What is being asked
Your answer is a copy of every line in the records where "English" appears.

Data section
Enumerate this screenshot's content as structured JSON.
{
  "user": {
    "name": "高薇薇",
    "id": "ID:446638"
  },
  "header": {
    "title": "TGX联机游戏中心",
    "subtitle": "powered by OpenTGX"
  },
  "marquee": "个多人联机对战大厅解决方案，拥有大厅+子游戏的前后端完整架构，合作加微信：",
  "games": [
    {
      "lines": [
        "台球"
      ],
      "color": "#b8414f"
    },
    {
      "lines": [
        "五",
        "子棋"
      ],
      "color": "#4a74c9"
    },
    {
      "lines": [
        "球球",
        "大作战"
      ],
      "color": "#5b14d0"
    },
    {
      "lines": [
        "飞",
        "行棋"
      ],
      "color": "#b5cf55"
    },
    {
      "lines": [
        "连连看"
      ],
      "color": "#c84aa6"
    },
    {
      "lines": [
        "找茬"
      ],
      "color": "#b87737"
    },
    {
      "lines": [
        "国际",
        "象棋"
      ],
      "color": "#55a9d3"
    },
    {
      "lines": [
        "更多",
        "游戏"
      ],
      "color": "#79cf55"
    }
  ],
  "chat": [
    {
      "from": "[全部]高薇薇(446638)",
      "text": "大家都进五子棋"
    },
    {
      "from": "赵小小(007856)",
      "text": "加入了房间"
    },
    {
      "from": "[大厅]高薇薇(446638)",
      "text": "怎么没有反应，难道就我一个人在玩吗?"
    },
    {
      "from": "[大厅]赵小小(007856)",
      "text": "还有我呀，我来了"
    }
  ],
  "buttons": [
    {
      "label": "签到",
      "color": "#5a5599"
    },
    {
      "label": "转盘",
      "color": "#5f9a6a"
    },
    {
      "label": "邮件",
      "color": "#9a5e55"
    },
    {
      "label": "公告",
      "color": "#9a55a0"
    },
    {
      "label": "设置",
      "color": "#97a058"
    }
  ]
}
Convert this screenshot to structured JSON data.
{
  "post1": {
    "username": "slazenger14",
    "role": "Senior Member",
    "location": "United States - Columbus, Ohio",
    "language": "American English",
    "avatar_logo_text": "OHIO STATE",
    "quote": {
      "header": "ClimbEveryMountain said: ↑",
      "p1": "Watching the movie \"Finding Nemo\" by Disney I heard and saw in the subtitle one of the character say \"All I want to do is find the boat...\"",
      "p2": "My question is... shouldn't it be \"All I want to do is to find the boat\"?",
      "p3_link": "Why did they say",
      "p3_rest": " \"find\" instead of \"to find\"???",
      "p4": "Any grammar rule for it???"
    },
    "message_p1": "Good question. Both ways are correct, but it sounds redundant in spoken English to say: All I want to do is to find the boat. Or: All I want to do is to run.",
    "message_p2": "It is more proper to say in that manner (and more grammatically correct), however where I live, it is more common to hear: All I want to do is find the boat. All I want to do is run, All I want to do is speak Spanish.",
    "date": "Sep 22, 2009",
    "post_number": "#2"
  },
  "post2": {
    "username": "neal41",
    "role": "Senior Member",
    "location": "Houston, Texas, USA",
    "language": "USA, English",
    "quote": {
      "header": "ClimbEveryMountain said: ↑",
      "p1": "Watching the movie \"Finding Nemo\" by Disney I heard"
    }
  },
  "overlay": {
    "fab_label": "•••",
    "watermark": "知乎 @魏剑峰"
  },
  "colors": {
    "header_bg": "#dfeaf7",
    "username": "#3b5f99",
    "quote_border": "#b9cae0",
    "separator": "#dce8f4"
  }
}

Problem solution
    "language": "American English",
    "message_p1": "Good question. Both ways are correct, but it sounds redundant in spoken English to say: All I want to do is to find the boat. Or: All I want to do is to run.",
    "language": "USA, English",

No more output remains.